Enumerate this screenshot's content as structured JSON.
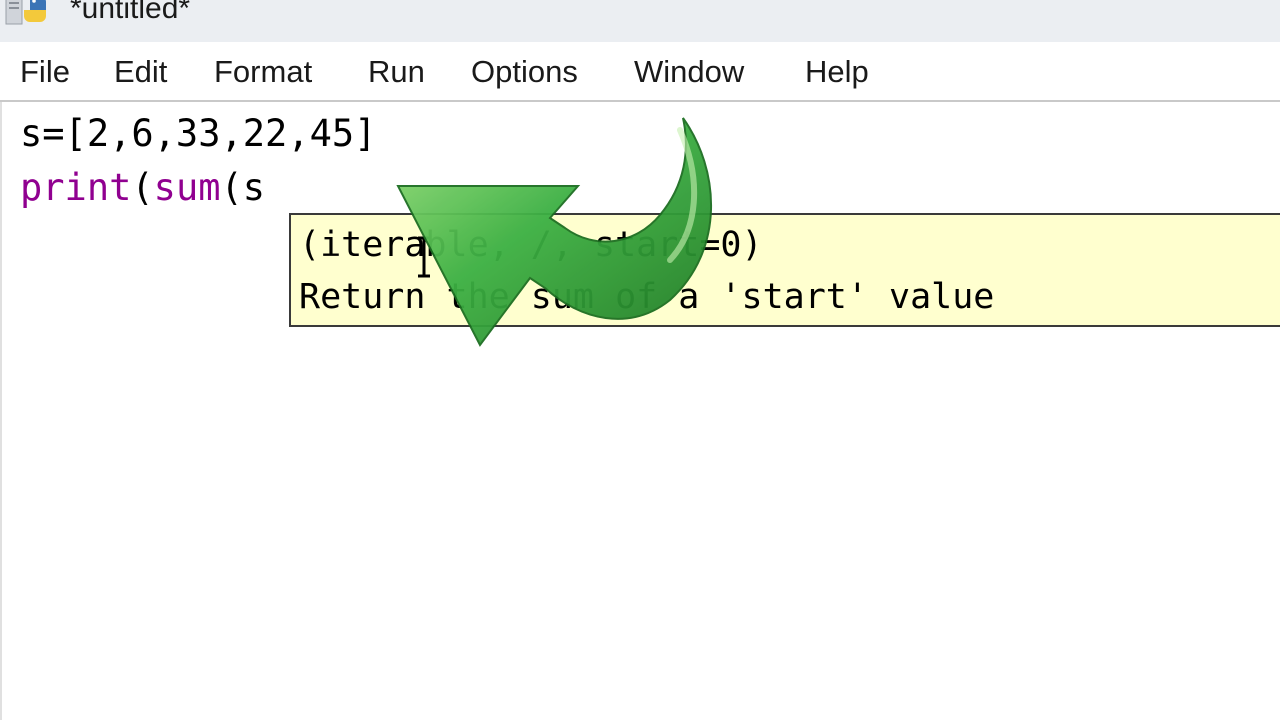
{
  "window": {
    "title": "*untitled*",
    "app_icon": "python-icon"
  },
  "menu": {
    "items": [
      {
        "label": "File",
        "name": "menu-file"
      },
      {
        "label": "Edit",
        "name": "menu-edit"
      },
      {
        "label": "Format",
        "name": "menu-format"
      },
      {
        "label": "Run",
        "name": "menu-run"
      },
      {
        "label": "Options",
        "name": "menu-options"
      },
      {
        "label": "Window",
        "name": "menu-window"
      },
      {
        "label": "Help",
        "name": "menu-help"
      }
    ]
  },
  "editor": {
    "line1": "s=[2,6,33,22,45]",
    "line2_builtin_print": "print",
    "line2_paren1": "(",
    "line2_builtin_sum": "sum",
    "line2_rest": "(s",
    "builtin_color": "#900090"
  },
  "calltip": {
    "signature": "(iterable, /, start=0)",
    "doc": "Return the sum of a 'start' value",
    "background": "#ffffcf"
  },
  "overlay": {
    "arrow_icon": "curved-arrow-icon",
    "arrow_color": "#3cb043"
  }
}
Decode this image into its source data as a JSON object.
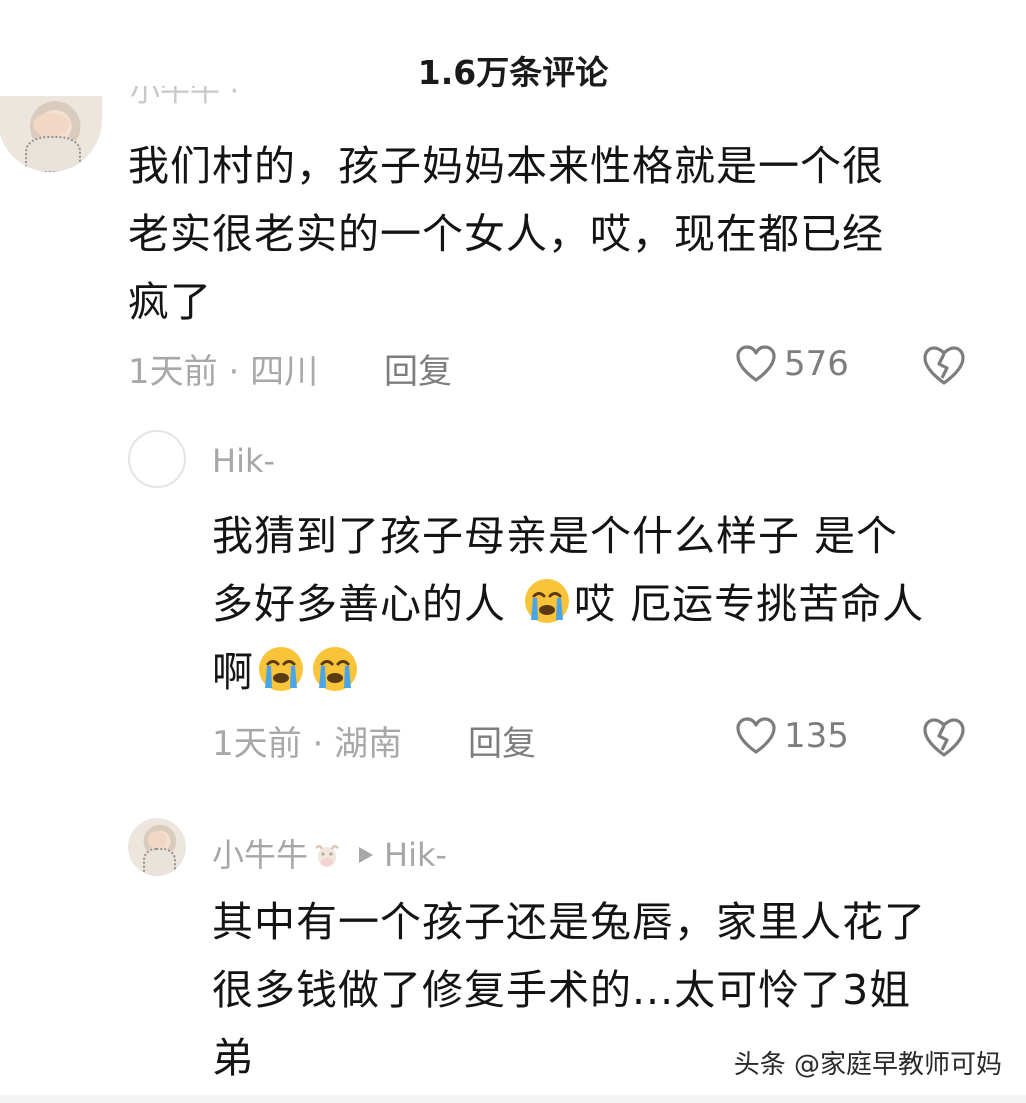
{
  "header": {
    "title": "1.6万条评论"
  },
  "comments": [
    {
      "text": "我们村的，孩子妈妈本来性格就是一个很老实很老实的一个女人，哎，现在都已经疯了",
      "lines": [
        "我们村的，孩子妈妈本来性格就是一个很",
        "老实很老实的一个女人，哎，现在都已经",
        "疯了"
      ],
      "time": "1天前",
      "location": "四川",
      "reply_label": "回复",
      "likes": "576"
    },
    {
      "username": "Hik-",
      "lines": [
        {
          "before": "我猜到了孩子母亲是个什么样子 是个",
          "emoji": 0,
          "after": ""
        },
        {
          "before": "多好多善心的人 ",
          "emoji": 1,
          "after": "哎 厄运专挑苦命人"
        },
        {
          "before": "啊",
          "emoji": 2,
          "after": ""
        }
      ],
      "time": "1天前",
      "location": "湖南",
      "reply_label": "回复",
      "likes": "135"
    },
    {
      "username": "小牛牛",
      "reply_to": "Hik-",
      "lines": [
        "其中有一个孩子还是兔唇，家里人花了",
        "很多钱做了修复手术的...太可怜了3姐",
        "弟"
      ]
    }
  ],
  "icons": {
    "like": "heart-outline-icon",
    "dislike": "broken-heart-icon",
    "emoji": "loudly-crying-face-icon",
    "username_badge": "cow-face-icon",
    "reply_arrow": "play-arrow-icon"
  },
  "colors": {
    "text": "#141414",
    "muted": "#a8a8a8",
    "action": "#7d7d7d",
    "emoji_face": "#f9c33a",
    "emoji_tears": "#4aa5e8"
  },
  "watermark": "头条 @家庭早教师可妈"
}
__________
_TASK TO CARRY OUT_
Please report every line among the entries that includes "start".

_ANSWER FOR THE TASK_
    "signature": "(iterable, /, start=0)",
    "doc": "Return the sum of a 'start' value",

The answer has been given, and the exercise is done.